Every line of the records that contains the string "data" counts once; give the total and nothing else.

## Items from an interface collection
┄┄┄┄┄┄┄┄┄┄

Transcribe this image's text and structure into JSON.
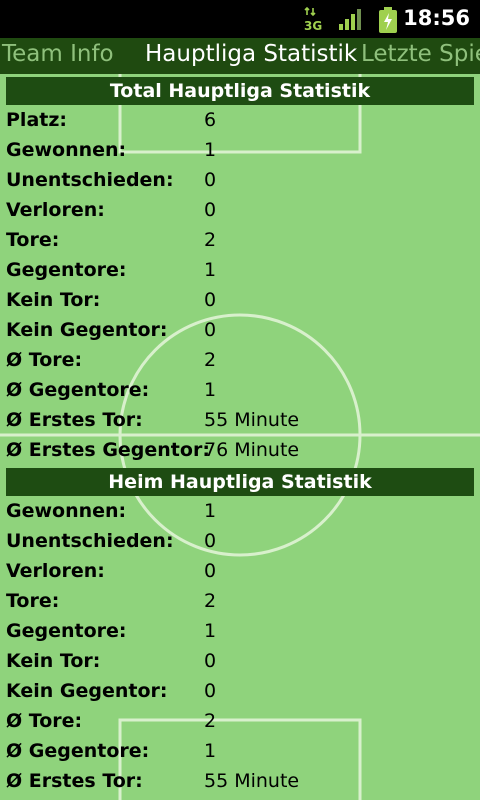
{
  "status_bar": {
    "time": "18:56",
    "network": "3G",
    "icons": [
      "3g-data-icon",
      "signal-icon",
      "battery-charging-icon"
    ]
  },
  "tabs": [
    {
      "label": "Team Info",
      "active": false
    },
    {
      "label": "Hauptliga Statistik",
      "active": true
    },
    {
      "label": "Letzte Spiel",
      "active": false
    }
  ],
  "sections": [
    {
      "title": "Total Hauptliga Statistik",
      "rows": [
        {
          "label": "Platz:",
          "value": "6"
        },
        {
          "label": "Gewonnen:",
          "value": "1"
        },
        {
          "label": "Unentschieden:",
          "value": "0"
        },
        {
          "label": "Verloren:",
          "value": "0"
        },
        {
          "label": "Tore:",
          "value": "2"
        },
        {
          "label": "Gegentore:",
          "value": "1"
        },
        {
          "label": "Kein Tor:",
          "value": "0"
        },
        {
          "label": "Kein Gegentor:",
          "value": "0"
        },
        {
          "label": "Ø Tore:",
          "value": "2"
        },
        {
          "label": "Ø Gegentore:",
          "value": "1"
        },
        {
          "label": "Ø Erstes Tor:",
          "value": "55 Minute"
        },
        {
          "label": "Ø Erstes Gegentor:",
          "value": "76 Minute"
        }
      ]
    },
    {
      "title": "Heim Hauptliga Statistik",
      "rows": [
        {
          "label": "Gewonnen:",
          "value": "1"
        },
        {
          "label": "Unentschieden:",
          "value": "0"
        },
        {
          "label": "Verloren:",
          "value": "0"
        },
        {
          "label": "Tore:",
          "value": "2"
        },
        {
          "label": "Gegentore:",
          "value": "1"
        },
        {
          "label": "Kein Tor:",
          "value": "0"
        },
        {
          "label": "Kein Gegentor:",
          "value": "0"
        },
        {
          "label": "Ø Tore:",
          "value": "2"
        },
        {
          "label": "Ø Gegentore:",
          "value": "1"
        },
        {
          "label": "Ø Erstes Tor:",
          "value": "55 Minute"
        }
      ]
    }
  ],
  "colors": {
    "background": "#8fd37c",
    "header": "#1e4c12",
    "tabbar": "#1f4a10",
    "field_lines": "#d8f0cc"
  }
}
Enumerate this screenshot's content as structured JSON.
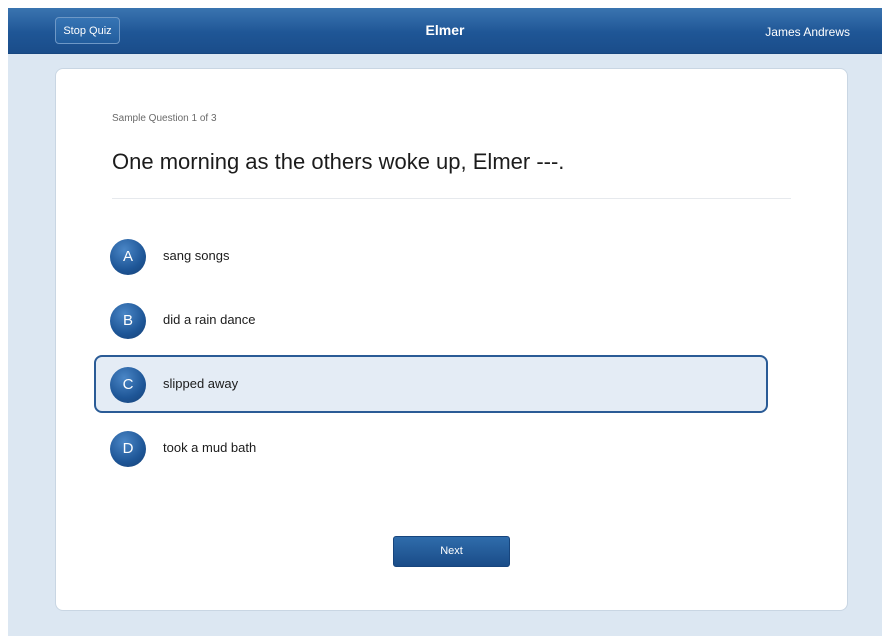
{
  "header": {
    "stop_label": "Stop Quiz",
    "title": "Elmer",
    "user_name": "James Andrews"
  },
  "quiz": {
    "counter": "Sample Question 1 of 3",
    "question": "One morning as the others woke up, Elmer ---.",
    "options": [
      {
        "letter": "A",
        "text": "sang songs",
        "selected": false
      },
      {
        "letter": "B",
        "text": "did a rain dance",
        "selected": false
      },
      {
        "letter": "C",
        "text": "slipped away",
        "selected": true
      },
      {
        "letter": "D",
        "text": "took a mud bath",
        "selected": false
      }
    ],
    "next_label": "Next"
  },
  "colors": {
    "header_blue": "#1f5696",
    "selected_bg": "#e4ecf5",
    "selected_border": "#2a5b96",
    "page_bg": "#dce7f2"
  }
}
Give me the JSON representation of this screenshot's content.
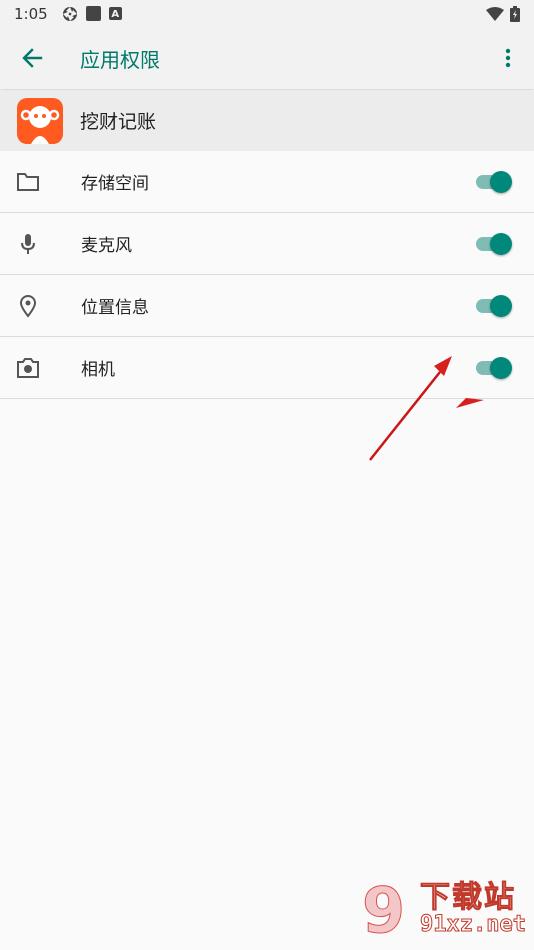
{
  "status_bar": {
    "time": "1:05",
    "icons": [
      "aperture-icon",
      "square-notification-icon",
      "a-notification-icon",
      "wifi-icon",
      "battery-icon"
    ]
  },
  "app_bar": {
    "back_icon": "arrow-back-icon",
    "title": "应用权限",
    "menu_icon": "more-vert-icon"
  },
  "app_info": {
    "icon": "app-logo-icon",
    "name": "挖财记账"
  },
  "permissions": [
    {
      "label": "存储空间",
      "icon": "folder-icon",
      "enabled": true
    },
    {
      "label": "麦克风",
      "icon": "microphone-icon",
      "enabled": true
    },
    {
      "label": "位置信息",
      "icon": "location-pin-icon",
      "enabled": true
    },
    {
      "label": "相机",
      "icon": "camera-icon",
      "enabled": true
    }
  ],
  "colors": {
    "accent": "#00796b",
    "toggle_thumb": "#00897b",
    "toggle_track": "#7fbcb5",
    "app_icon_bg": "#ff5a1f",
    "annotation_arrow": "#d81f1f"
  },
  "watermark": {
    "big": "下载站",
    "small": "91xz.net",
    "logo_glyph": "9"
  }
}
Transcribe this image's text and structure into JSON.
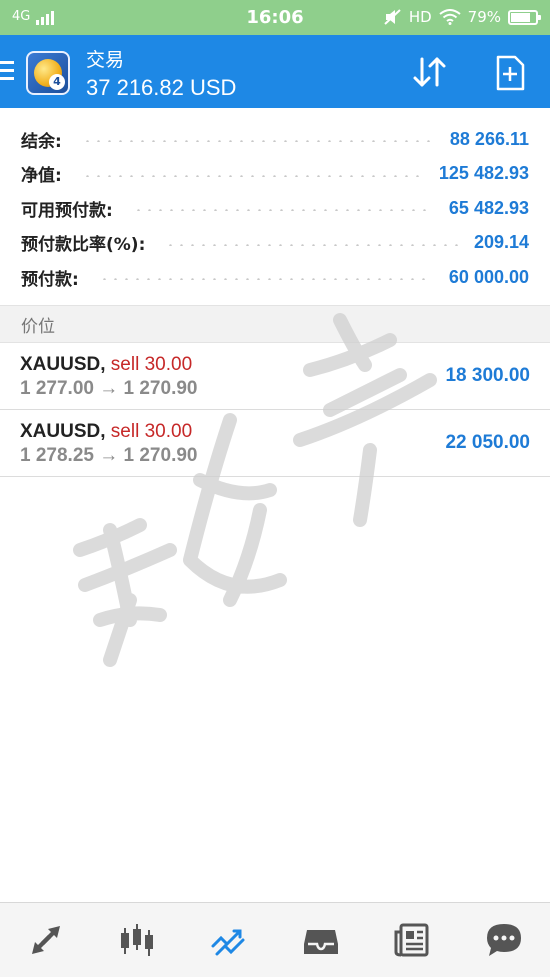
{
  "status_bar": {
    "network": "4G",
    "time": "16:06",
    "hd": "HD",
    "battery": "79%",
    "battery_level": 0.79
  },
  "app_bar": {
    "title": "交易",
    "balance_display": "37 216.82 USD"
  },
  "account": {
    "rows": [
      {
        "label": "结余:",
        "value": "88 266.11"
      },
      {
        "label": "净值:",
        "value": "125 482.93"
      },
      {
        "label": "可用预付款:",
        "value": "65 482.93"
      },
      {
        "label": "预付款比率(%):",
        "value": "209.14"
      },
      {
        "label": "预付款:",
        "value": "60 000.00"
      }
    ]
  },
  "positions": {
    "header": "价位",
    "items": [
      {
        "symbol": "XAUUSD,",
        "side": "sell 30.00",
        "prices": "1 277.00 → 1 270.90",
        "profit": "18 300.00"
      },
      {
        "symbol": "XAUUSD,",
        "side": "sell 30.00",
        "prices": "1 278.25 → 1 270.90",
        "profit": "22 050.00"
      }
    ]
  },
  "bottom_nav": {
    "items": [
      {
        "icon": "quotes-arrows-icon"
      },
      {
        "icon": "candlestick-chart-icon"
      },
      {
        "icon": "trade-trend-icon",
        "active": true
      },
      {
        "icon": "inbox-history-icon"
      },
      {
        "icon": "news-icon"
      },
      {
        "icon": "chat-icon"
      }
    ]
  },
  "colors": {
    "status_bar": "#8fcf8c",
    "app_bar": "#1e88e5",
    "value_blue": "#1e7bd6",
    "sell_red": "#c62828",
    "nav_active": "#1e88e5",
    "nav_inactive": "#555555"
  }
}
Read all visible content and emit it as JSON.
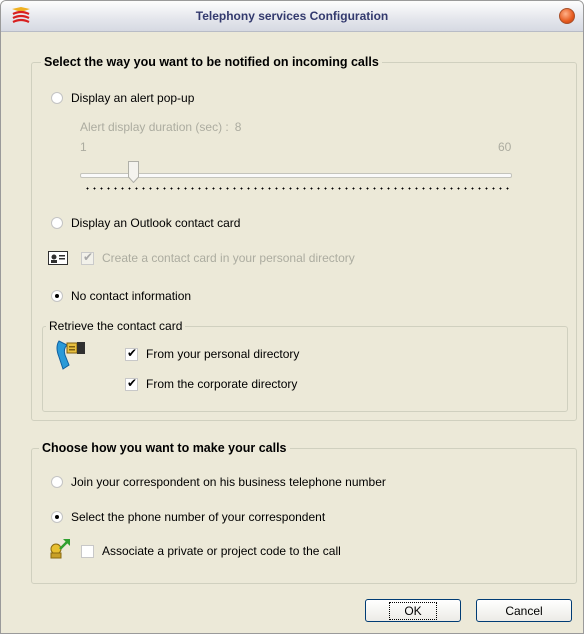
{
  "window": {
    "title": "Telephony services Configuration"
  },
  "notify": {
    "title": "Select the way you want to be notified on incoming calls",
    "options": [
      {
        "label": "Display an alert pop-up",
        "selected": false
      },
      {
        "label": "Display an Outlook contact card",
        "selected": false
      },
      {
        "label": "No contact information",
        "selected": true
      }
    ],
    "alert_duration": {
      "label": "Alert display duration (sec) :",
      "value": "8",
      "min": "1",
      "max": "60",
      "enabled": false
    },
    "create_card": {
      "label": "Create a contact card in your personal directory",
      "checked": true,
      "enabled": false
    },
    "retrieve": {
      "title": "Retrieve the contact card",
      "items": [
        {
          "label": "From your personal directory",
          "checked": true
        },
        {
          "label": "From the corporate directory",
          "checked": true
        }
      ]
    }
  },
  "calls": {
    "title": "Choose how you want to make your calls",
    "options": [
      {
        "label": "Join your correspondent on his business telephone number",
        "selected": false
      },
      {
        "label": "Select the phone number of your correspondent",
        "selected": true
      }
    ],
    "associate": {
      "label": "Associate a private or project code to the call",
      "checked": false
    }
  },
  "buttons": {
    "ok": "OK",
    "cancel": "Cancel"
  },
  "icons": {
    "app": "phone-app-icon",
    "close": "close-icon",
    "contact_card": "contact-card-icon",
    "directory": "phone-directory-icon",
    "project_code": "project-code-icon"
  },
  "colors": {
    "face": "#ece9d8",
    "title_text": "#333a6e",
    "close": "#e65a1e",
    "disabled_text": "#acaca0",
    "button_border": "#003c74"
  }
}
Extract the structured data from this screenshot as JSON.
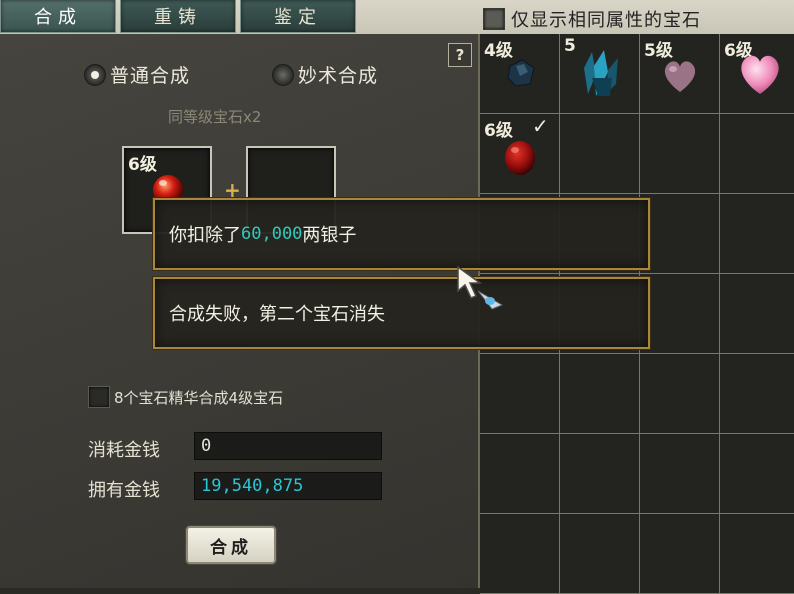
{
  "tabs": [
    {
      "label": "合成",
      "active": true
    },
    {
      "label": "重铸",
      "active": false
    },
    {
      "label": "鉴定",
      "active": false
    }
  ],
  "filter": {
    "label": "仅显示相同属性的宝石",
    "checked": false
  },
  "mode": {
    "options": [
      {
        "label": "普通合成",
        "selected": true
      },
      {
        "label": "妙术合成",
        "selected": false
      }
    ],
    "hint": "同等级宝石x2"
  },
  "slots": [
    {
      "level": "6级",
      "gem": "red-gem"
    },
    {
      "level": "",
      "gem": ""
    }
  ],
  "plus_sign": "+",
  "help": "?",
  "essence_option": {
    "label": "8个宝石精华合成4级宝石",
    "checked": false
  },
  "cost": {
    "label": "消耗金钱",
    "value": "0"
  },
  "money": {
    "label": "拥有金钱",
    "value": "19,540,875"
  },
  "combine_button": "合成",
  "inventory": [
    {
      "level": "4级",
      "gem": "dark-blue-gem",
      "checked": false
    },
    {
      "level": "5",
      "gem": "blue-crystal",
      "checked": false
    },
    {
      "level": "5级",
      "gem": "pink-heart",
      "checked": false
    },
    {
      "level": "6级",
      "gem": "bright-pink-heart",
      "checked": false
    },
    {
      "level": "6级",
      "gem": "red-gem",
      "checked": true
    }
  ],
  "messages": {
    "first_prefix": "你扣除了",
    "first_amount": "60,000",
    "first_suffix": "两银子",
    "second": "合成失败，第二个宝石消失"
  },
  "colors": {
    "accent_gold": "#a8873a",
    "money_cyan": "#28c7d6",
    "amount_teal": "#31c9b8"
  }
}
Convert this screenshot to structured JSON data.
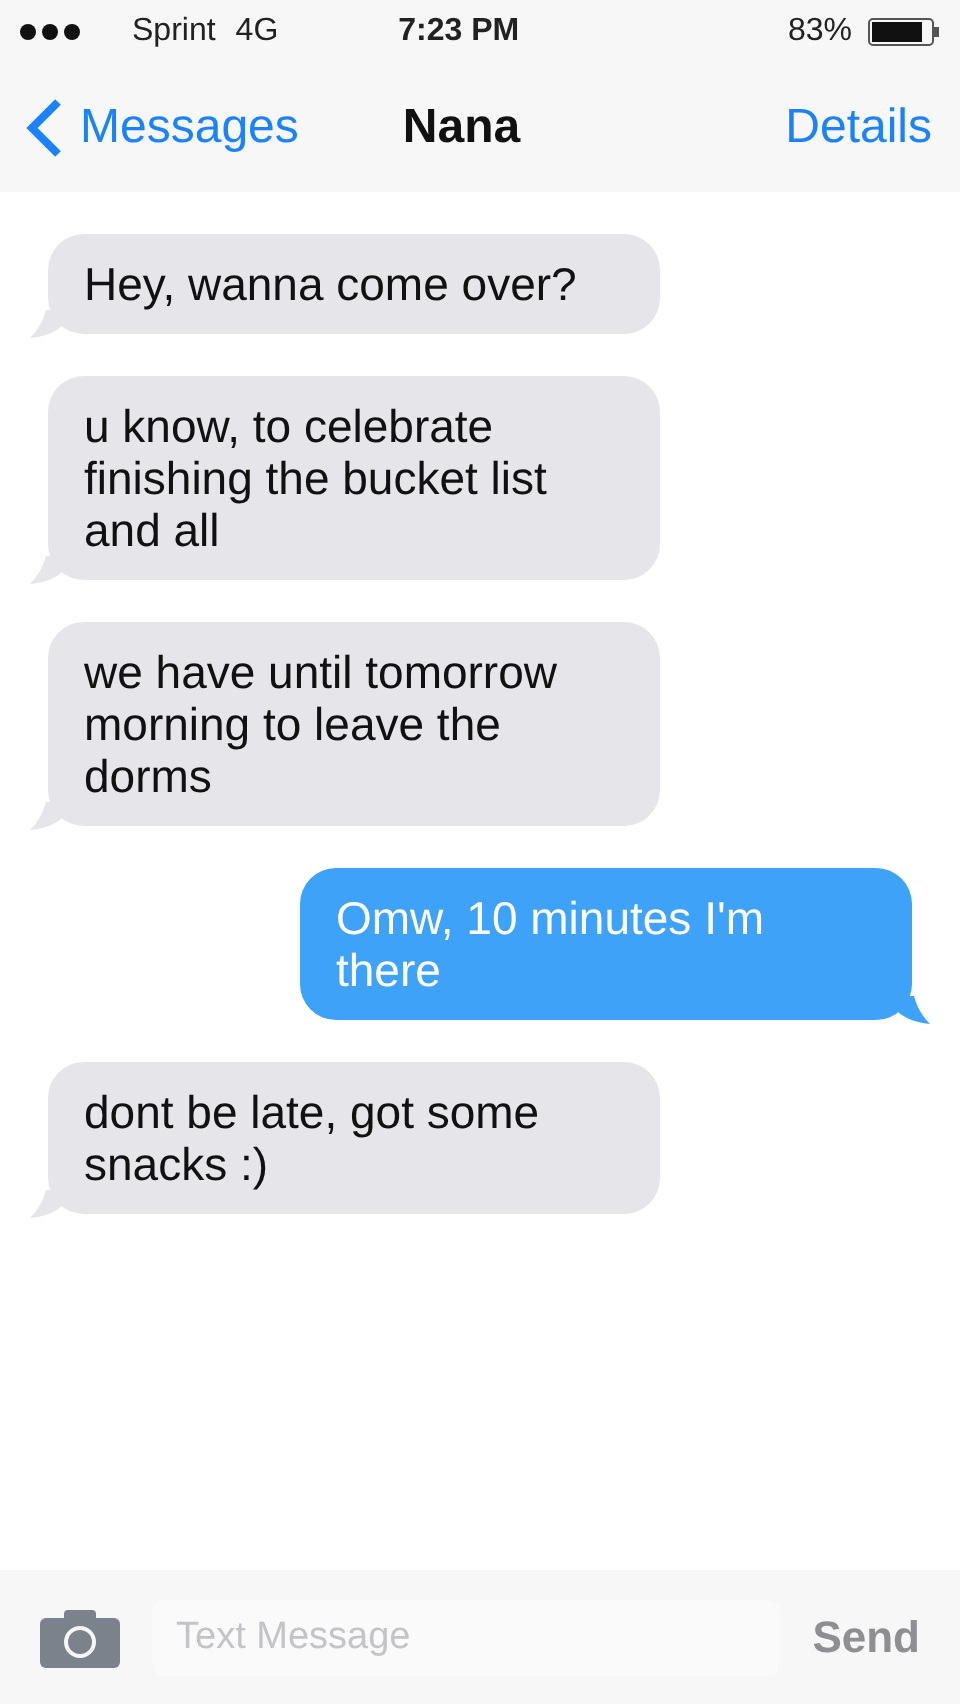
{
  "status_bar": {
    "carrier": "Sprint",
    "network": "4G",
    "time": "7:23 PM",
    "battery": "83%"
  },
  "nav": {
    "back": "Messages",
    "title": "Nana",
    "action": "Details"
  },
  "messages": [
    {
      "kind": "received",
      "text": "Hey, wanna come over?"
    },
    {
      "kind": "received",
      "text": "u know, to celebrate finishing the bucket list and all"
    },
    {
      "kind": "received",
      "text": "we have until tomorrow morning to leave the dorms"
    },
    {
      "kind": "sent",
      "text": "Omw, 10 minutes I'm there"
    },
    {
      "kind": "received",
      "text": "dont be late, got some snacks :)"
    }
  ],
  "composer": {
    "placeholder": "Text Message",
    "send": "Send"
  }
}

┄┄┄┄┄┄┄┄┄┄

## Answer for this exercise
3